COSTA MESA — At the Costa Mesa Taxpayers Assn. meeting meant to inform the public about a proposed city charter, audience members also got an earful of anti-union rhetoric.
Nearly 100 audience members gathered at the Neighborhood Community Center on Thursday to learn about the charter, essentially a city constitution that would, if approved by voters, allow the city to make more of its own laws rather than rely on a state-provided template.
"The elected officials are the ones who created the problem," Councilman Steve Mensinger said in describing the city's rising pension costs.
Having a charter "means sovereignty. It means you make your own decisions," he said.
Mensinger was joined by charter proponent Mayor Pro Tem Jim Righeimer and Oceanside Councilman Jerome Kern, who successfully fought off a recall effort there while his city adopted a charter.
"Pass it as quickly as possible to get out from under that prevailing wage," Kern told the audience.
A current version of the city's charter frees the city from having to pay prevailing wages — a term used for average wages paid to specialists in a given field, such as pipe-fitting — for public projects funded wholly by city dollars. As a general law city, Costa Mesa operates under the state's constitution, which requires prevailing wages, a standard also favored by trade unions.

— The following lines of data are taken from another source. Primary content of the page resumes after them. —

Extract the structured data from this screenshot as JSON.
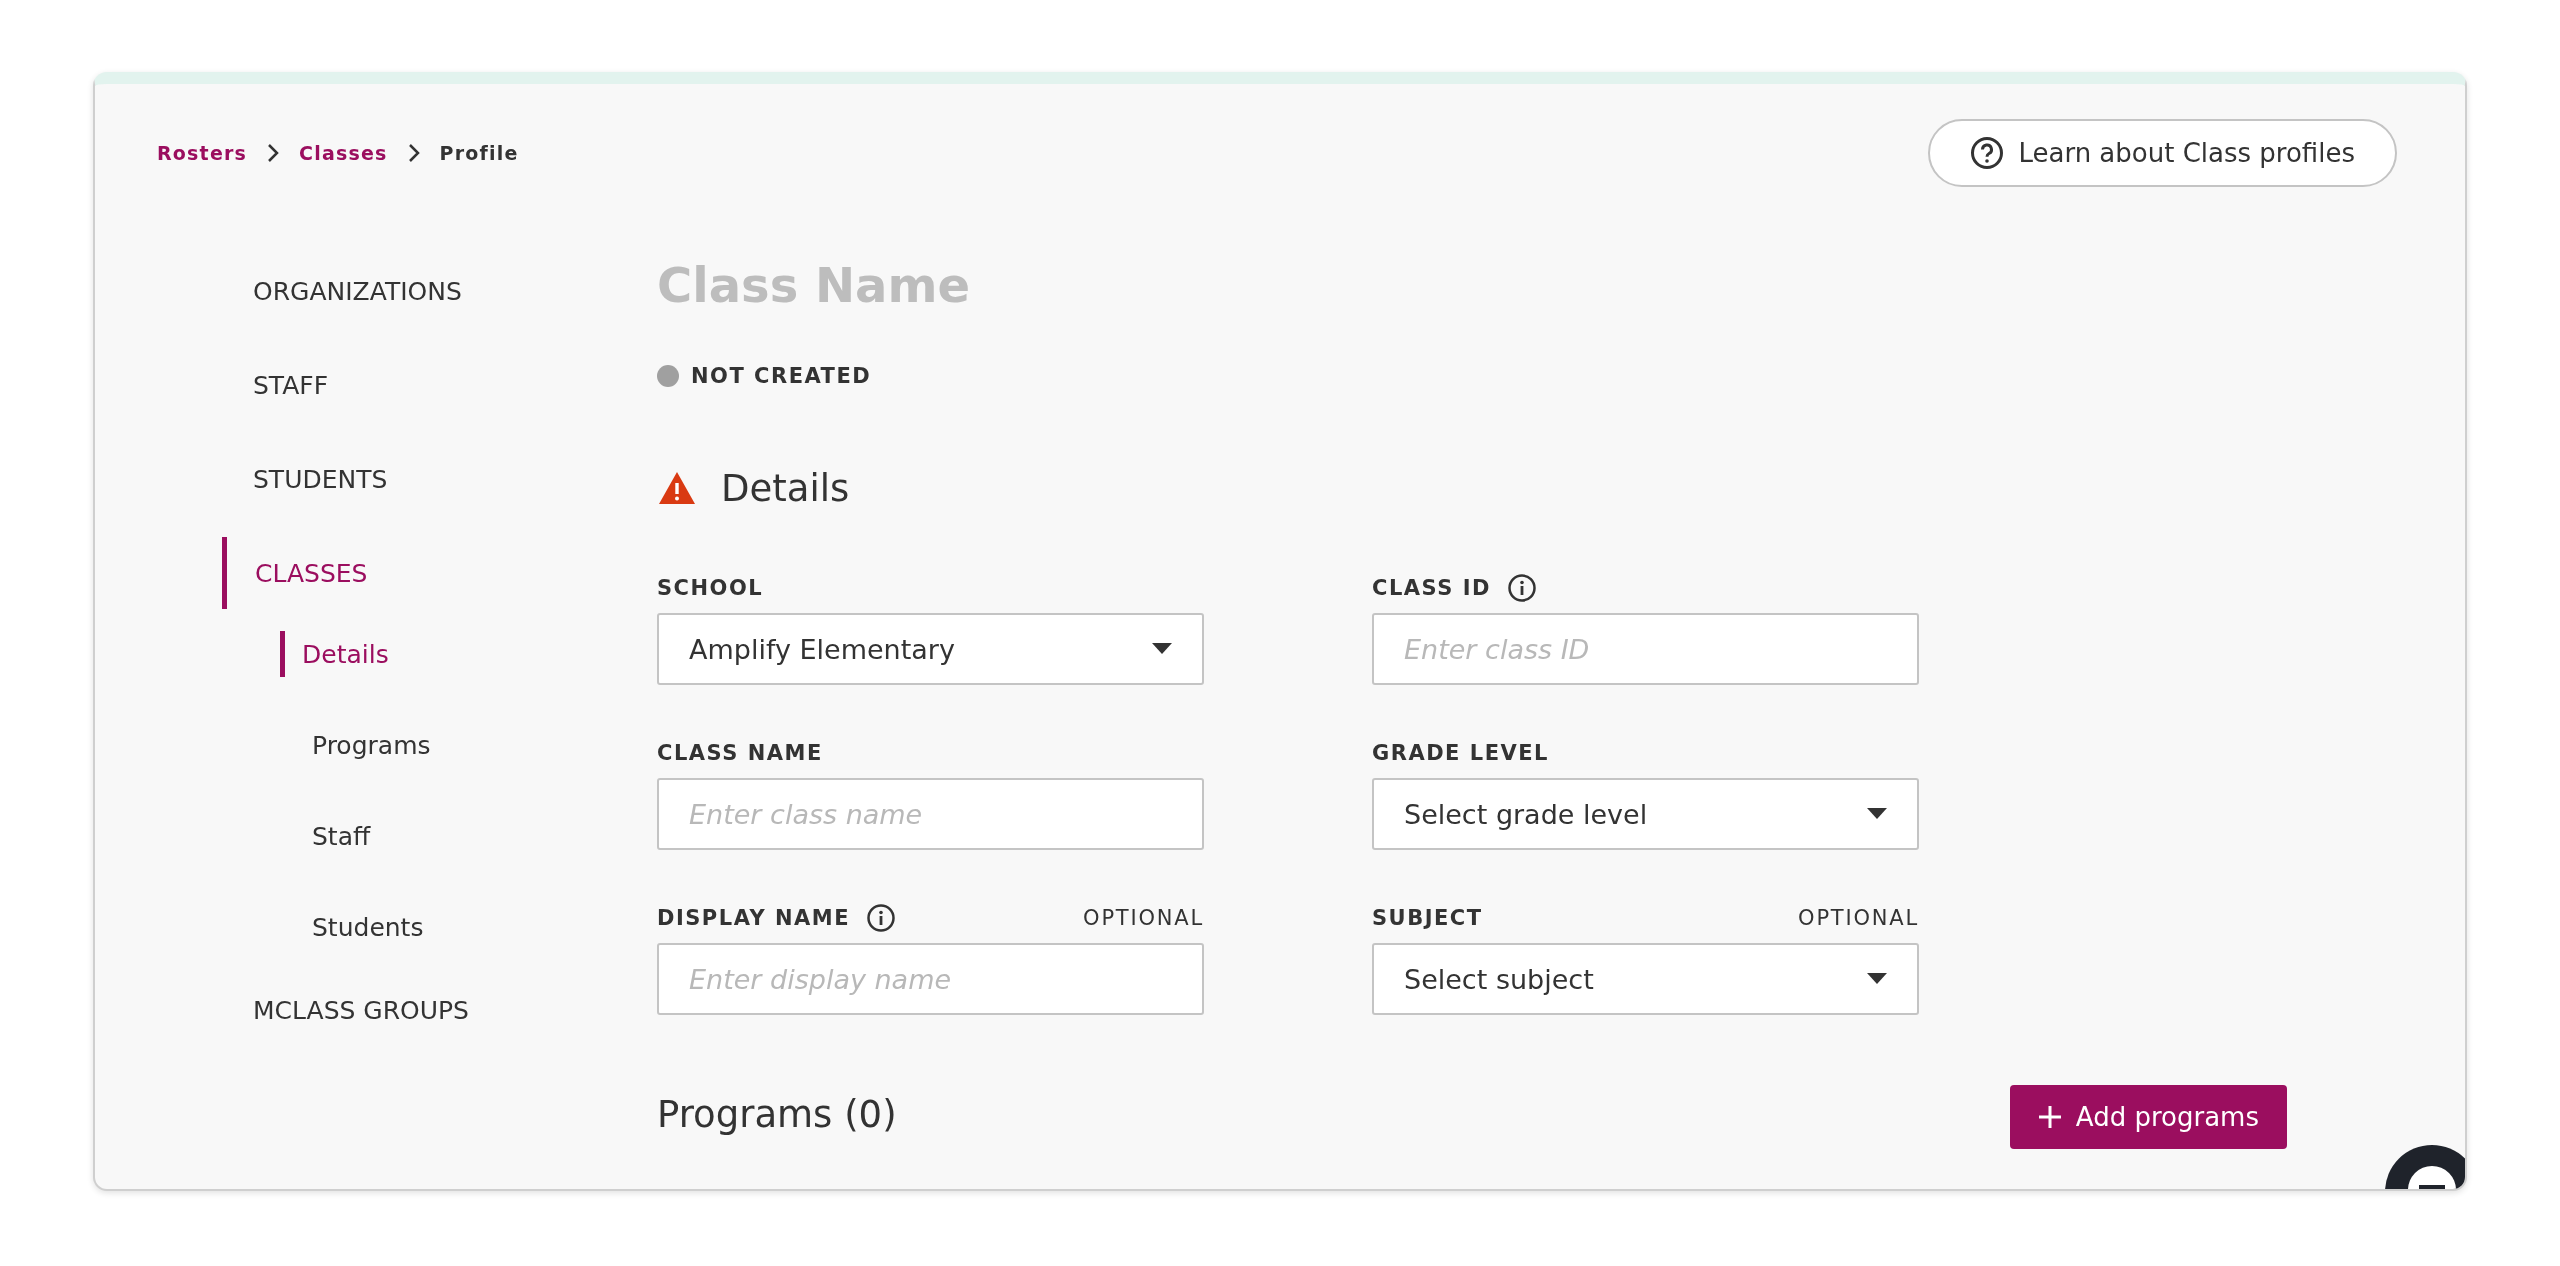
{
  "breadcrumbs": [
    {
      "label": "Rosters",
      "kind": "link"
    },
    {
      "label": "Classes",
      "kind": "link"
    },
    {
      "label": "Profile",
      "kind": "current"
    }
  ],
  "help_button": {
    "label": "Learn about Class profiles"
  },
  "sidebar": {
    "items": [
      {
        "label": "ORGANIZATIONS",
        "selected": false
      },
      {
        "label": "STAFF",
        "selected": false
      },
      {
        "label": "STUDENTS",
        "selected": false
      },
      {
        "label": "CLASSES",
        "selected": true,
        "children": [
          {
            "label": "Details",
            "selected": true
          },
          {
            "label": "Programs",
            "selected": false
          },
          {
            "label": "Staff",
            "selected": false
          },
          {
            "label": "Students",
            "selected": false
          }
        ]
      },
      {
        "label": "MCLASS GROUPS",
        "selected": false
      }
    ]
  },
  "title": "Class Name",
  "status": {
    "label": "NOT CREATED",
    "color": "#a0a0a0"
  },
  "details": {
    "title": "Details",
    "warning": true,
    "fields": [
      {
        "kind": "select",
        "label": "SCHOOL",
        "info": false,
        "value": "Amplify Elementary"
      },
      {
        "kind": "text",
        "label": "CLASS ID",
        "info": true,
        "placeholder": "Enter class ID"
      },
      {
        "kind": "text",
        "label": "CLASS NAME",
        "info": false,
        "placeholder": "Enter class name"
      },
      {
        "kind": "select",
        "label": "GRADE LEVEL",
        "info": false,
        "value": "Select grade level"
      },
      {
        "kind": "text",
        "label": "DISPLAY NAME",
        "info": true,
        "optional": "OPTIONAL",
        "placeholder": "Enter display name"
      },
      {
        "kind": "select",
        "label": "SUBJECT",
        "info": false,
        "optional": "OPTIONAL",
        "value": "Select subject"
      }
    ]
  },
  "programs": {
    "title": "Programs (0)",
    "add_button": "Add programs"
  }
}
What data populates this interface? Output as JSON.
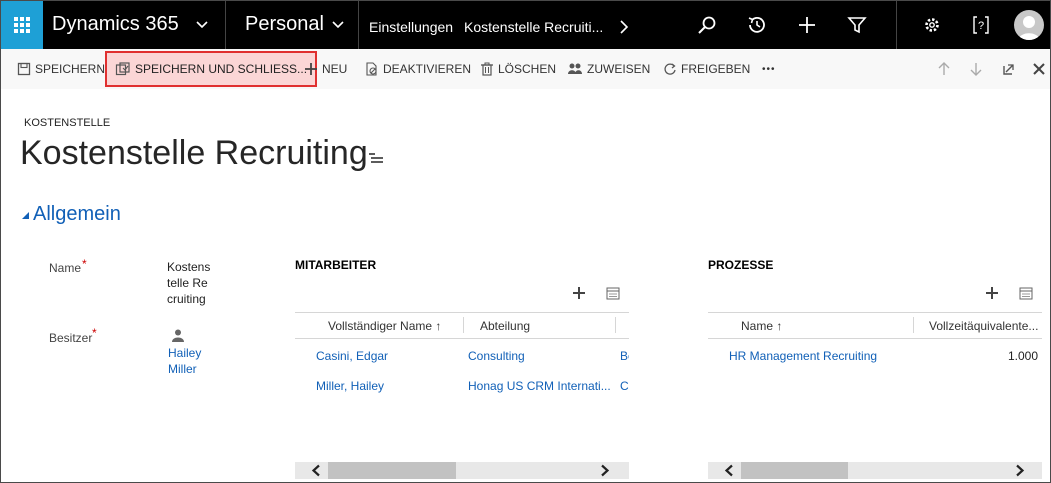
{
  "nav": {
    "brand": "Dynamics 365",
    "area": "Personal",
    "breadcrumb_settings": "Einstellungen",
    "breadcrumb_record": "Kostenstelle Recruiti..."
  },
  "commands": {
    "save": "SPEICHERN",
    "save_close": "SPEICHERN UND SCHLIEß...",
    "new": "NEU",
    "deactivate": "DEAKTIVIEREN",
    "delete": "LÖSCHEN",
    "assign": "ZUWEISEN",
    "share": "FREIGEBEN",
    "more": "•••"
  },
  "header": {
    "entity": "KOSTENSTELLE",
    "title": "Kostenstelle Recruiting"
  },
  "section": {
    "title": "Allgemein",
    "name_label": "Name",
    "name_value": "Kostenstelle Recruiting",
    "owner_label": "Besitzer",
    "owner_value": "Hailey Miller",
    "required_marker": "*"
  },
  "employees_grid": {
    "title": "MITARBEITER",
    "columns": [
      "Vollständiger Name ↑",
      "Abteilung"
    ],
    "rows": [
      {
        "name": "Casini, Edgar",
        "department": "Consulting",
        "extra": "Be"
      },
      {
        "name": "Miller, Hailey",
        "department": "Honag US CRM Internati...",
        "extra": "C"
      }
    ]
  },
  "process_grid": {
    "title": "PROZESSE",
    "columns": [
      "Name ↑",
      "Vollzeitäquivalente..."
    ],
    "rows": [
      {
        "name": "HR Management Recruiting",
        "fte": "1.000"
      }
    ]
  },
  "colors": {
    "nav_bg": "#000000",
    "waffle_bg": "#1ea0d6",
    "link": "#1160b7",
    "highlight_border": "#e03030"
  }
}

Prevailing wage opponents say they eliminate cities from awarding contracts to the lowest responsible bidder, which escalates the costs of projects.
The panel also explained that, under a charter, Costa Mesa would still have to abide by the current contracts it has and still has to pay toward its current employees' pensions. Also, council meetings would remain subject to state open-meetings laws.
Another piece of the charter would separate employees' political donations from their union dues.
Political influence by unions was a major theme of the night.
Newport-Mesa Unified school board member Katrina Foley, who was in the audience, asked Righeimer if he was so against unions' role in politics, would he support public financing for elections instead?
"No, absolutely not," he said.
Righeimer emphasized that the city could outsource many services currently performed in-house.
City CEO Tom Hatch, who opened up the discussion, said the city still has more belt-tightening to do staffwise.
"This was very informative," said Shirley Zilkow, a longtime Costa Mesa resident. "When we can run our city on the local level, that's very advantageous. It's more individual. In Sacramento, you don't have a choice."
Foley, a former City Council member, said she was undecided on the charter, but didn't agree with how the city is going about proposing it, or how Thursday's discussion took place.
"It wasn't a fully developed panel," she said. "It didn't present both sides of the issue to let the people get all the information."
Twitter: @JosephSernaCopyright © 2015, Los Angeles Times